Americans with Diabetes Rises to Nearly 26 million
Jan 26, 2011
The Centers for Disease Control and Prevention (CDC) has released the National Diabetes Fact Sheet, 2011—the most recent comprehensive assessment of the prevalence of diabetes in the United States—which shows that 25.8 million Americans have diabetes and another 79 million Americans are estimated to have pre-diabetes, raising their risk of type 2 diabetes, heart disease, and stroke.
The fact sheet also indicates that racial and ethnic minorities continue to have higher rates of diabetes, heightening concerns about health disparities among these populations. Compared to non-Hispanic whites, diabetes continues to be more prevalent among African Americans, people of African Ancestry, Hispanics/Latinos, American Indians, Alaska Natives, Asian Americans, and Pacific Islanders.
Older Americans also have higher rates of diabetes and pre-diabetes. Half of Americans age 65 and older have pre-diabetes, and nearly one-third have diabetes.

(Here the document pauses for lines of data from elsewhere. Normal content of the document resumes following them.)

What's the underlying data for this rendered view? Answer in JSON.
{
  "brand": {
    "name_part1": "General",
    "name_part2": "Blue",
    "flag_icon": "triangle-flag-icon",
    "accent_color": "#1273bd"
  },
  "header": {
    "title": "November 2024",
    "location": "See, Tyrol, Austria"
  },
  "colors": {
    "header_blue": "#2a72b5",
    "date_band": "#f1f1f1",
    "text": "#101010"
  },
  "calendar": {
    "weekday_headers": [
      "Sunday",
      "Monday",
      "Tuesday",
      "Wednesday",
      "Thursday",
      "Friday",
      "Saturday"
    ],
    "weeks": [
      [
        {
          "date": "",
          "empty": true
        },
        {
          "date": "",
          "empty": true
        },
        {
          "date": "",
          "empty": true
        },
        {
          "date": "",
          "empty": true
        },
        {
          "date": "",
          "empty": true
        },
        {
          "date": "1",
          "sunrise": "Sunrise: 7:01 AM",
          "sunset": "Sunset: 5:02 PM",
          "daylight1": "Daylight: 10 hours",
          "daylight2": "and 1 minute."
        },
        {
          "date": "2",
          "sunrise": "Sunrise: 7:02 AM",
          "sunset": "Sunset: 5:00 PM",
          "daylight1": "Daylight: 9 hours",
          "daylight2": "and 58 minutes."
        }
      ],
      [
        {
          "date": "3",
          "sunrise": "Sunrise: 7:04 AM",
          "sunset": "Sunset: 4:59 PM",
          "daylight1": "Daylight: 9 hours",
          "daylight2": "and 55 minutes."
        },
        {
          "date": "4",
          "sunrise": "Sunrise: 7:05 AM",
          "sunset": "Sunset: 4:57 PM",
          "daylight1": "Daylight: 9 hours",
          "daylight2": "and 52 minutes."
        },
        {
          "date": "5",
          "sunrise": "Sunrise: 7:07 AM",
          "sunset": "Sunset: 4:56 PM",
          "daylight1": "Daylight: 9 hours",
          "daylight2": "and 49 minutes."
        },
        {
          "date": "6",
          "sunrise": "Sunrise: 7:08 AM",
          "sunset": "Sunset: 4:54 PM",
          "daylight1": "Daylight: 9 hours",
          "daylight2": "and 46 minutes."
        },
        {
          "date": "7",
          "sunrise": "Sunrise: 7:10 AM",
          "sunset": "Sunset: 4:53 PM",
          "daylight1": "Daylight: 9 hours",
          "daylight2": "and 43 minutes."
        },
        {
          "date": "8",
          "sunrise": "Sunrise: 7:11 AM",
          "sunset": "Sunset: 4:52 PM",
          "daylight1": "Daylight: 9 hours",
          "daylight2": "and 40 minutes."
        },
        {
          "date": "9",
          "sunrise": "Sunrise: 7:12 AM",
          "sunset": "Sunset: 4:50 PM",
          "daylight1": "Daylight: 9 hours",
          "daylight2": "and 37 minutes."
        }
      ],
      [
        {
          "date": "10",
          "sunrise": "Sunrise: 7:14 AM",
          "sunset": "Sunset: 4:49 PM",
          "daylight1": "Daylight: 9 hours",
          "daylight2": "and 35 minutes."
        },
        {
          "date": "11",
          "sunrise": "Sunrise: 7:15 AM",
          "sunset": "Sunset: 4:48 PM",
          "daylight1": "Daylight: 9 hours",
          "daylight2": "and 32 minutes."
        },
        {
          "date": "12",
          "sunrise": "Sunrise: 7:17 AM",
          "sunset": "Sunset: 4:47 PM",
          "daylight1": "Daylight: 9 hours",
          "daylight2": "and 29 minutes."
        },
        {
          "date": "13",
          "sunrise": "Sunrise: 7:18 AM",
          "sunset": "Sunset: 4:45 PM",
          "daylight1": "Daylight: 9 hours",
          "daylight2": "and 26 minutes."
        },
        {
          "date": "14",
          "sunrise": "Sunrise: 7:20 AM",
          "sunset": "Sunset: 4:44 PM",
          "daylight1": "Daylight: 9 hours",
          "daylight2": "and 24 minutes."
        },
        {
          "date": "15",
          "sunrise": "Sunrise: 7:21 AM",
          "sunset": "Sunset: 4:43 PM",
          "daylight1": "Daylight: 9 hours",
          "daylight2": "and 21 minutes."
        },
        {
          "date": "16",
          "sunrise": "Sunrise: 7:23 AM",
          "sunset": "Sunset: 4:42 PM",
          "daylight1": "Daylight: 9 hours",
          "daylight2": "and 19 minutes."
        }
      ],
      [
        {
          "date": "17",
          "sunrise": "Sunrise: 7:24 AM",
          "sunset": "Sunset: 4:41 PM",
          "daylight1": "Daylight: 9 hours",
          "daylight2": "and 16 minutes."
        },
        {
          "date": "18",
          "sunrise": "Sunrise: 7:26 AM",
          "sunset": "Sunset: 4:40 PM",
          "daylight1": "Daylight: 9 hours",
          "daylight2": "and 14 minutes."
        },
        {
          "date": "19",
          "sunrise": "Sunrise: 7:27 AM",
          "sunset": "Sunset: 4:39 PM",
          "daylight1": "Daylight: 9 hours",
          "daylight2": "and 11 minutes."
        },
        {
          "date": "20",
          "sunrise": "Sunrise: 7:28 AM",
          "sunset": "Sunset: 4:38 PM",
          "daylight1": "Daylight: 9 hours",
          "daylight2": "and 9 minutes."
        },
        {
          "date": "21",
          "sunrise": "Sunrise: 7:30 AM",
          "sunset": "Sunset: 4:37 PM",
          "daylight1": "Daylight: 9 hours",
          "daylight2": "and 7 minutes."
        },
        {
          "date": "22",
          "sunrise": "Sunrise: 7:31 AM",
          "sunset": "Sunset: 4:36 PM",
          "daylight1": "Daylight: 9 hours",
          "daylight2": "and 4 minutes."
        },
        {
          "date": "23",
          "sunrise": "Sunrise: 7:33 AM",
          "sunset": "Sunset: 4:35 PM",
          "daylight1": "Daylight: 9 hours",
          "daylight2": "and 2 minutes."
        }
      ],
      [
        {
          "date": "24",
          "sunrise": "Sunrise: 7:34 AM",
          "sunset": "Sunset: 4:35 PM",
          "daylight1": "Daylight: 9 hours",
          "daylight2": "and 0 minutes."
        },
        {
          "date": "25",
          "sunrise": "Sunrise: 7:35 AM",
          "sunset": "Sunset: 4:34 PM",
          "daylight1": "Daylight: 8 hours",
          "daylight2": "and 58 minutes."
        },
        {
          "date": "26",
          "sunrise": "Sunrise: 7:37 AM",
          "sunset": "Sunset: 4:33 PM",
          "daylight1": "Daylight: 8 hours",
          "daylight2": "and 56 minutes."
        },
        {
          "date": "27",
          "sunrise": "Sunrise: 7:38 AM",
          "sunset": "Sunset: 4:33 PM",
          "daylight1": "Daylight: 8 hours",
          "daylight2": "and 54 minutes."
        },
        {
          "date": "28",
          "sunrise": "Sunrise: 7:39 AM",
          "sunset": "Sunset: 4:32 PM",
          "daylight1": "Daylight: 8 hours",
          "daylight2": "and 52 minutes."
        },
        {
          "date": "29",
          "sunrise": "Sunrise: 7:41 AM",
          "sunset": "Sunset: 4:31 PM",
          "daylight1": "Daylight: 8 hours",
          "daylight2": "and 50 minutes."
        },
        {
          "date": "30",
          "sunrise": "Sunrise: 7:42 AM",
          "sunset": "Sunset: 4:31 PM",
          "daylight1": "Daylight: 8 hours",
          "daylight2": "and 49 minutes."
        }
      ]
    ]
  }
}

According to the statistics, type 2 diabetes is extremely rare among children younger than 10. Type 2 diabetes is still unusual among youth ages 10 to 19, but rates were greater for this age group than in younger children. There were higher rates of type 2 diabetes among minorities than non-Hispanic whites.